This 1857 painting by Alfred Provis depicts the wholly Victorian concept of “the respectable poor”—members of the lower class who were perceived as industrious and thrifty, and who were applauded for making the best of their situations.
Provis has represented this idea by showing us the interior of a humble cottage and its plain but well-maintained contents. A young woman watches over an infant while she’s knitting. Unlike wealthier women, this woman is not knitting as a hobby, but most likely as a means of bringing in extra income or to make durable clothing for her family. Odds are, this is an older daughter of the family watching a sibling, and not the child’s mother. In families such as this, a mother would have to go back to work immediately to help keep food on the table. An older child or sometimes a neighbor would be charged with watching the smaller children. She is barefooted and her clothes show signs of having been mended. Still, she’s clean and well-groomed and carries a dignified expression.
The cottage is depicted as being hewn of rough stone with few furnishings. A large book is prominently placed on the window ledge. Provis likely means for us to assume that this is a bible—probably the only book owned by most families and the book from which most learned to read, if at all. The only other visible items are those of pure necessity. A kitchen grate is visible in the distance up the stairs.

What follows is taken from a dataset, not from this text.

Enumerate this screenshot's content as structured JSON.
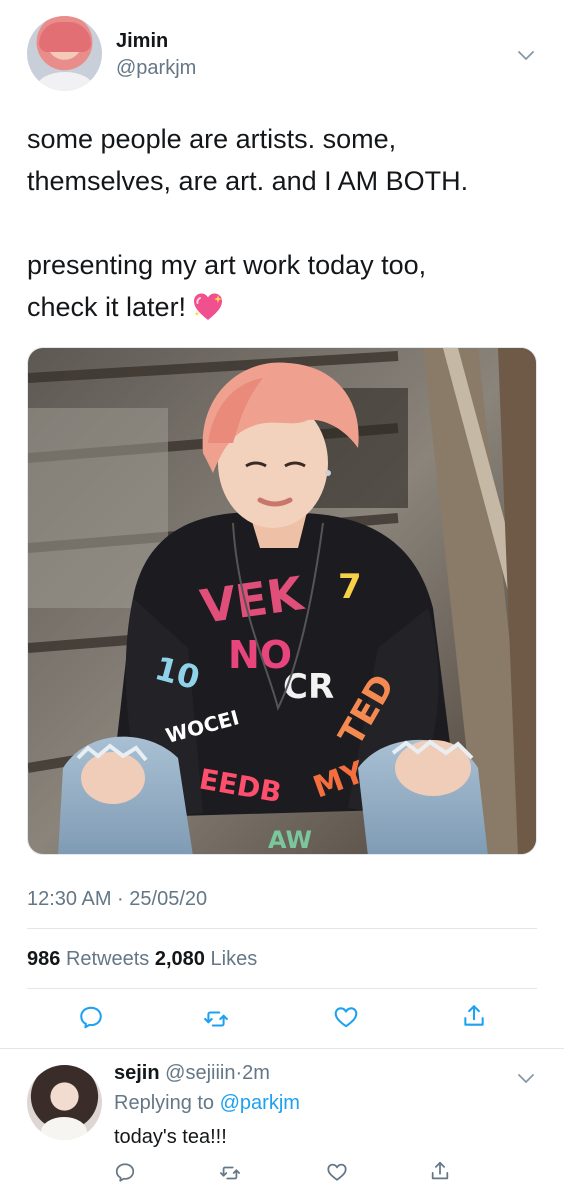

This is not the painting’s original frame, but rather a modern reproduction for the original which was too badly damaged to maintain.